▸ Data to use
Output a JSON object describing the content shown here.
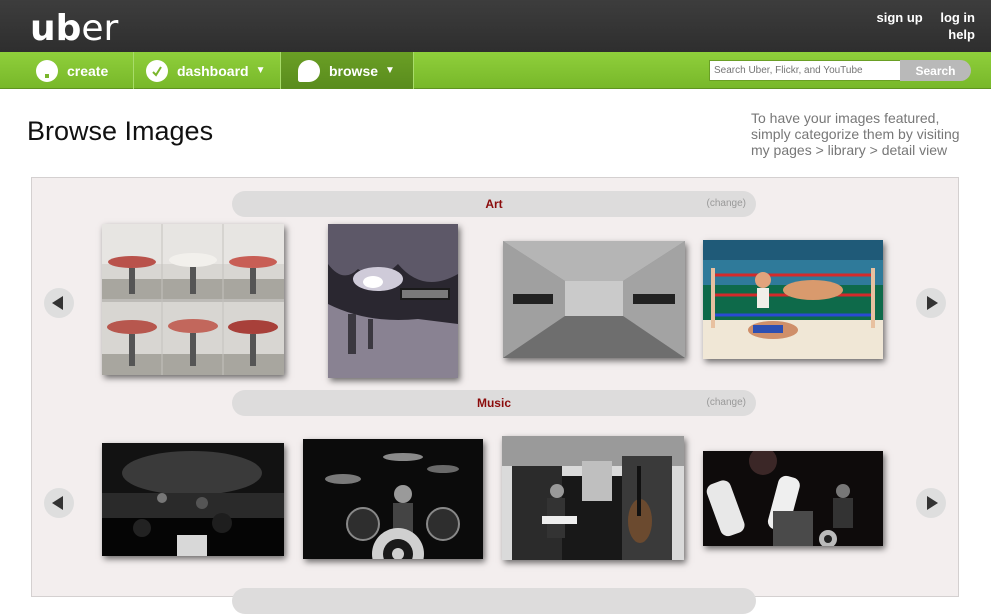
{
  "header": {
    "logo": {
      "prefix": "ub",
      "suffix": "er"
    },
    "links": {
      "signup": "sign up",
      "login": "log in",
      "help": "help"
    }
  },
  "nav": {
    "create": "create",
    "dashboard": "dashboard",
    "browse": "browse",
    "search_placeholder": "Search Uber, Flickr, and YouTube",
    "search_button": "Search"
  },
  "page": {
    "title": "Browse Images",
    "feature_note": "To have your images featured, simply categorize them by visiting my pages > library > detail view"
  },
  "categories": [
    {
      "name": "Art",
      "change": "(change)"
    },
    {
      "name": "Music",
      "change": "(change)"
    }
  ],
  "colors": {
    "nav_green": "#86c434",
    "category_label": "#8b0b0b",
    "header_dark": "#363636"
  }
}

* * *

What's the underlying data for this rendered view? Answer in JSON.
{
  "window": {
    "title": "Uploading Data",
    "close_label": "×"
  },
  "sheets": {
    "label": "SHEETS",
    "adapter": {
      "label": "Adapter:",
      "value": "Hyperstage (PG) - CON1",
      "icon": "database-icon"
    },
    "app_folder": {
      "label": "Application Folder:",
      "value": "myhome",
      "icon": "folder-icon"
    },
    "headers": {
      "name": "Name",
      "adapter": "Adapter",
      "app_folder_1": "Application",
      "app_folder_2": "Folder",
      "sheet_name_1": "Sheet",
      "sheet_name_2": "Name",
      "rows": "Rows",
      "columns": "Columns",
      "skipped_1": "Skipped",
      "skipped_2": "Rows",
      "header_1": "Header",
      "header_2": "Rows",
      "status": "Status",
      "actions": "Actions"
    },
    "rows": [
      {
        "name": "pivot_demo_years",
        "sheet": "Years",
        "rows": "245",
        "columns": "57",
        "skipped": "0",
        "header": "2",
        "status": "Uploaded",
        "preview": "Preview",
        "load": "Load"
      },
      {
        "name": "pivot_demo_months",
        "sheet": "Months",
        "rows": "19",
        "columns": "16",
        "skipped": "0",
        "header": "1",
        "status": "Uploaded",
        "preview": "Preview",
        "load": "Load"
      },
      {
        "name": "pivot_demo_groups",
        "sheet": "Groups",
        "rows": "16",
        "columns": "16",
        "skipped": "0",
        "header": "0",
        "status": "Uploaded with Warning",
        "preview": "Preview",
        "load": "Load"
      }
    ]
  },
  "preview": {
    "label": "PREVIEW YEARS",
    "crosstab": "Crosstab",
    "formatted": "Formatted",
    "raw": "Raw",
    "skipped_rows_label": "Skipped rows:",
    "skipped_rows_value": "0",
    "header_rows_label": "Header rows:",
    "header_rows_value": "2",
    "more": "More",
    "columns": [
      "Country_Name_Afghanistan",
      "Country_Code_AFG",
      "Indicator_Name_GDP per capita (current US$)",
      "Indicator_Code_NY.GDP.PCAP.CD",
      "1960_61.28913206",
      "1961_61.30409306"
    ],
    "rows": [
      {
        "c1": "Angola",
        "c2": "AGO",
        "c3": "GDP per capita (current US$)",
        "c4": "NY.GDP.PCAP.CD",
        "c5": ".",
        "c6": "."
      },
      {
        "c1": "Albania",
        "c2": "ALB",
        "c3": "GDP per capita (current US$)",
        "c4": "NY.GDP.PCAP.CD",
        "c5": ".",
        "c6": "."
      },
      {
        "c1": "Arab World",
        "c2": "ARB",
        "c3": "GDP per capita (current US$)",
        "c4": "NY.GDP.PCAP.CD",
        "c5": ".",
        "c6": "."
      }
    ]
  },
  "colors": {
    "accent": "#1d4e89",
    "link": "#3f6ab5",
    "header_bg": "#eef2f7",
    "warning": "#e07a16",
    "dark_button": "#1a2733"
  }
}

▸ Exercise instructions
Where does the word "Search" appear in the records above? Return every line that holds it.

▸ Exercise output
    "search_placeholder": "Search Uber, Flickr, and YouTube",
    "search_button": "Search"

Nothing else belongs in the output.